I'm a postdoctoral researcher at the Université catholique de Louvain and the Université de Namur. My main research interests are in machine learning for complex networks, in particular the use of probabilistic generative models and Bayesian inference.
I did my doctorate at the Computer Science Department of University College London while working as a research scientist at BAE Systems Advanced Technology Centre and then later as a research associate at UCL CEGE Department working on the Crime Policing and Citizenship Project. After my doctorate I was a postdoctoral research associate for two years at the University of Colorado at Boulder.
I have broad research interests and enjoy working on a variety of interdisciplinary data-driven projects.
My main focus is on using hierarchical Bayesian models to investigate different aspects of the structure of complex networks.
These networks, in which the nodes and edges represent entities and their pairwise interactions, provide a common representation for a multitude of complex systems.
Network structure and metadata
Systems we represent using networks typically consist of more than just nodes and edges, but instead contain rich objects and interactions that have properties or features of their own. In network terms, these properties are described as metadata attached to the nodes or edges. My research involves examining the relationship between node metadata and network structure to develop new tools for predicting missing values and explaining link formation.
- Peel, Delvenne, Lambiotte, Multiscale mixing patterns in networks PNAS 2018
- Peel, Graph-based semi-supervised learning for relational networks SIAM International Conference on Data Mining (SDM) 2017
- Peel, Larremore, Clauset, The ground truth about metadata and community detection in networks Science Advances 2017

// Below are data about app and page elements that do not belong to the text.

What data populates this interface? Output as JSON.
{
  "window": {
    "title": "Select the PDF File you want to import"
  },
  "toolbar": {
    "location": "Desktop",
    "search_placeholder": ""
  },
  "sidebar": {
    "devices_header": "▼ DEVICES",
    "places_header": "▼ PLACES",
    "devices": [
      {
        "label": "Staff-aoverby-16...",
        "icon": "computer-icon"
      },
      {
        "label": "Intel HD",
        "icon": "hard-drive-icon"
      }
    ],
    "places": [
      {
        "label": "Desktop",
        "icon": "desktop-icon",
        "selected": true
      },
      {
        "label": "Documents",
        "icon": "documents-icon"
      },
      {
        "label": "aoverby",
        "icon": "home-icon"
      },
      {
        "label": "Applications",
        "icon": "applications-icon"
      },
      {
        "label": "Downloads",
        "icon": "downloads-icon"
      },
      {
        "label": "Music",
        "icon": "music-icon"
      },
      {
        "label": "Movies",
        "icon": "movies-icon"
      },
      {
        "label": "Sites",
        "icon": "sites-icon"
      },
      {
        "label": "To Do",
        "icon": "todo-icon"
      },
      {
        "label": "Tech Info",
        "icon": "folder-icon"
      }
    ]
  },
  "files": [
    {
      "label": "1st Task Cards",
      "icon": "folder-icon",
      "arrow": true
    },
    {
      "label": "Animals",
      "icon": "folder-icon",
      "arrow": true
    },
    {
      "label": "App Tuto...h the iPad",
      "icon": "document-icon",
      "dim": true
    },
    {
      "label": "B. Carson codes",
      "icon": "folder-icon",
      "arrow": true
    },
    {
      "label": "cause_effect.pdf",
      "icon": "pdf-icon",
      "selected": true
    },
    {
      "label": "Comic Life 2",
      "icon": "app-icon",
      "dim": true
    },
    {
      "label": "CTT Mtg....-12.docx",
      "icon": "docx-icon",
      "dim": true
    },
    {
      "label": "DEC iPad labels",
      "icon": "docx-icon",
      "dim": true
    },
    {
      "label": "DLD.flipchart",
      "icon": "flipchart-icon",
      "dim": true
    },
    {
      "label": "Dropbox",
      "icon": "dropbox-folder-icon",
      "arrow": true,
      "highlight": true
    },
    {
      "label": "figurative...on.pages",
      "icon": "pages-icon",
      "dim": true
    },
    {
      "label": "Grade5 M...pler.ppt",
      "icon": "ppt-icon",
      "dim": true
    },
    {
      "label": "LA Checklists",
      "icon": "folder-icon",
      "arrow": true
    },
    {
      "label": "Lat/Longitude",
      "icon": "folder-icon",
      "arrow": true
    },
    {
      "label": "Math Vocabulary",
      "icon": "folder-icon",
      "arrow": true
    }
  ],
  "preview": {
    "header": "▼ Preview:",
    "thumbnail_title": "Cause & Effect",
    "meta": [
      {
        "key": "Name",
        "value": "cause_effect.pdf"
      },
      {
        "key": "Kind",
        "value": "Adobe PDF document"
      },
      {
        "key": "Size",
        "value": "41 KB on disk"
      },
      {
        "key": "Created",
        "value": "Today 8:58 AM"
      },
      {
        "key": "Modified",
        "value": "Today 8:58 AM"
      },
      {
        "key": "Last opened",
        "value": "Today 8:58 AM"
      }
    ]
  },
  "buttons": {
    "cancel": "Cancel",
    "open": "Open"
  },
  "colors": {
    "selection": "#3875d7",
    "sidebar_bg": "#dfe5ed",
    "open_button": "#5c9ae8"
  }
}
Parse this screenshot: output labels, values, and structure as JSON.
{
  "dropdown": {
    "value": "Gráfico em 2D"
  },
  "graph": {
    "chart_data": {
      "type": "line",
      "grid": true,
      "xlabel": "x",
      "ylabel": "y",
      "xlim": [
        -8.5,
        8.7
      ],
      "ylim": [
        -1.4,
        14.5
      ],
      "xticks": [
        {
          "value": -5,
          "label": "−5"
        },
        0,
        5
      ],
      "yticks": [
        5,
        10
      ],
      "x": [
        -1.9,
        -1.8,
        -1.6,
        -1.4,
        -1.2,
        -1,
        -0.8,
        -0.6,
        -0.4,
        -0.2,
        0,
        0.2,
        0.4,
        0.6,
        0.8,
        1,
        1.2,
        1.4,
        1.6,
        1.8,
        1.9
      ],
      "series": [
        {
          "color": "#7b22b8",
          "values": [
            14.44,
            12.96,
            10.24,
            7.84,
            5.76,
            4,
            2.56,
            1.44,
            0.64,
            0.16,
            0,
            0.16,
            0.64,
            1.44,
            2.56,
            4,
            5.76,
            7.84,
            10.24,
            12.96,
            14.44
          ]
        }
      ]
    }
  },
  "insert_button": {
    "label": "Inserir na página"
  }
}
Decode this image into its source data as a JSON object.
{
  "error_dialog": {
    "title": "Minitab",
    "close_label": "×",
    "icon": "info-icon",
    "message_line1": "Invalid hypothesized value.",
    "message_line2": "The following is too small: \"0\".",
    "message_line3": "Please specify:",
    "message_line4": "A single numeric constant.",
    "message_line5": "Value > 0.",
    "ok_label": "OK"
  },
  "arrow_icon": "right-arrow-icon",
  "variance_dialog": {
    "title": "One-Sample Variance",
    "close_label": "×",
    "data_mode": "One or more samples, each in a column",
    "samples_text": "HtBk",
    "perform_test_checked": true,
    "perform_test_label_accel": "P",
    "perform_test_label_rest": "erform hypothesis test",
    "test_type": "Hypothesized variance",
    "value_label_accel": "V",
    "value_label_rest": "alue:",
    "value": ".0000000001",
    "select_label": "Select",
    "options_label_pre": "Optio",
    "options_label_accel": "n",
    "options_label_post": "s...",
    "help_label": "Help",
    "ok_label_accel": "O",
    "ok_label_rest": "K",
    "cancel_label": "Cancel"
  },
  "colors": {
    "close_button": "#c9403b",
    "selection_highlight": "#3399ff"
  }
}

- Peel, Topological Feature Based Classification 14th International Conference on Information Fusion (FUSION) 2011
Large-scale structure in temporal networks
Many of the complex systems that we use networks to represent are dynamic in nature. That is, interactions form and dissipate over time causing the structure of the network to evolve and change. I develop methods to reliably determine if, when and how the mesoscopic structure of a network changes.
- Ghasemian, Zhang, Clauset, Moore, Peel, Detectability thresholds and optimal algorithms for community structure in dynamic networks Physical Review X 2016
- Peel, Clauset, Detecting Change Points in the Large-scale Structure of Evolving Networks 29th AAAI Conference on Artificial Intelligence (AAAI) 2015